FOOD & AGRICULTURE

Increasing the competitiveness and value of Zambian food products in end-consumer markets

Zambia’s agriculture sector has been dominated by low value mono-cropping of maize, with very little processing and value addition in-country.

This lack of competitiveness is a key detriment towards achieving inclusive and sustainable growth within the sector.

Through intervention partnerships, Prospero aims to address the following sector-wide constraints:

Capital

Lack of access to investment and working capital by SMEs hinders their growth potential throughout food and agricultural value chains.

Capacity

Management capacity is an issue facing many value-adding, processing businesses in Zambia. Lack of knowledge and understanding of cultivation practices further limits the potential for smallholder farmers to diversify into new crops.

Compliance
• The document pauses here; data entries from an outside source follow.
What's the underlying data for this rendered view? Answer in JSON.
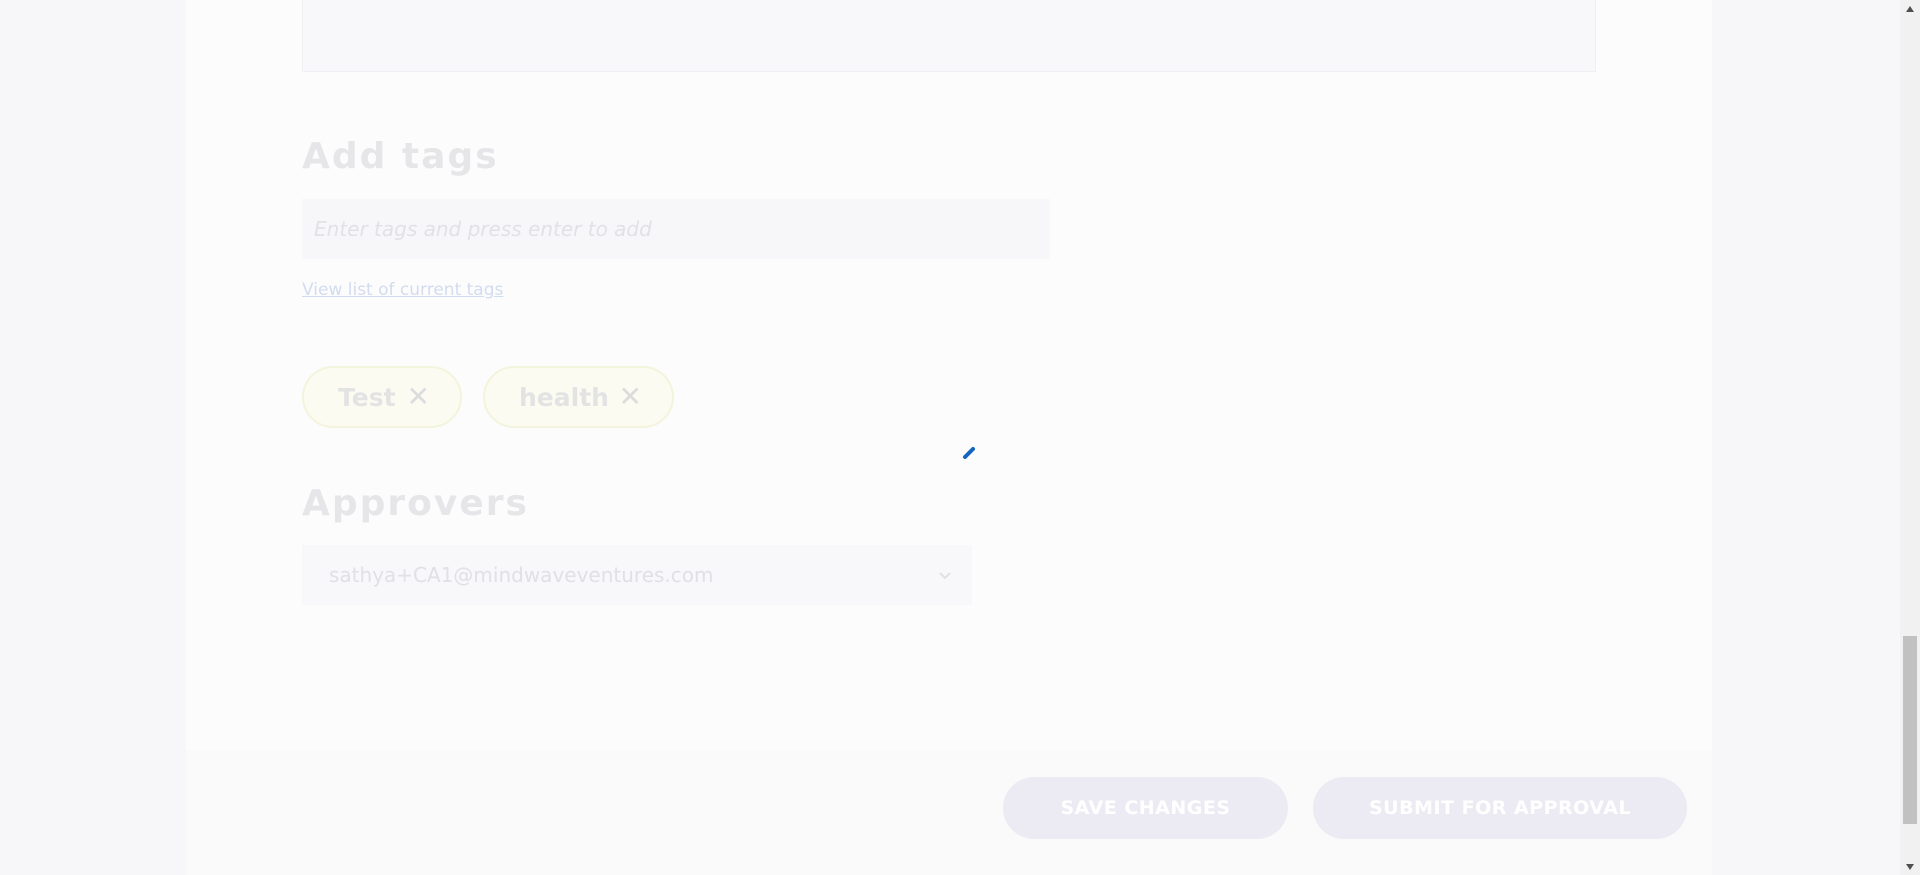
{
  "tags_section": {
    "title": "Add tags",
    "input_placeholder": "Enter tags and press enter to add",
    "view_link": "View list of current tags",
    "tags": [
      {
        "label": "Test"
      },
      {
        "label": "health"
      }
    ],
    "remove_glyph": "✕"
  },
  "approvers_section": {
    "title": "Approvers",
    "selected": "sathya+CA1@mindwaveventures.com"
  },
  "actions": {
    "save_label": "SAVE CHANGES",
    "submit_label": "SUBMIT FOR APPROVAL"
  },
  "icons": {
    "spinner": "loading-spinner-icon",
    "chevron": "chevron-down-icon",
    "remove": "close-icon"
  },
  "colors": {
    "spinner": "#1565c0",
    "button_bg": "#ecebf3",
    "chip_border": "#f3f4dc"
  }
}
Changing regulations, policy uncertainty (e.g. import and/or export bans) and a limited understanding of domestic and international food safety standards and market tastes dete many Zambian businesses.

Connections

Poor physical infrastructure and service provision (e.g. transport logistics and cold chain facilities) limit the potential of producers to access end-consumer markets. Poor crossborder infrastructure and processing delays impede access to regional and international markets. 

Lack of cooperation between potentially complementary businesses further restricts growth.

 

The Prospero Food and Agriculture sector is comprised of three initiatives:

SMALL LIVESTOCK

To build private sector-led consortiums and market-led geographical value chains in the sheep, pigs and fish sub-sectors, particularly in the areas of breeding, aggregation, value addition and exports.

FRUIT & VEGETABLES

To build private sector-led consortiums and market-led geographical value chains in tubers, high-value fruits and vegetables and export fruit and vegetable produce sub-sectors.

Our aim is to increase access to improved legume seed varieties, legume production reaching formal markets and more value-added products available for local and international markets.

LEGUME SECTOR DEVELOPMENT

To build private sector-led consortiums and market-led geographical value chains in the groundnuts, beans and soya beans sub-sectors.

Currently there are limited private sector players in these value chains, particularly around aggregation, processing and export.

Our Response

Prospero strengthens bilateral business linkages with a strategic focus on building consortia among key value chain players, both vertically and horizontally. Through these consortia we aim to make a business case on the importance of collaboration between private sector players and other stakeholders within a specific geographical area to achieve impact and a competitive agriculture sector.

Strong business relationships in a value chain are key to developing an effective and efficient sector. There are different types of consortia that can be developed. For example, relationships built between vegetable aggregators, input suppliers and processors to improve the flow of goods to end consumers, or a partnership between goat breeders to collaborate on developing a local breeding industry in Zambia.

Partner With Us

To achieve the specific objectives of each initiative, Prospero seeks intervention partners that include, but are not limited to:

Input suppliers • Commercial and emerging farmers • Aggregators • Processors (big and small) • Seed growers • Livestock breeders • Agro-dealers  • Exporters • Government Agencies

Other potential partners include farmers associations, financial service providers, agricultural export regulators, livestock and legume seed breeders, agricultural development programmes.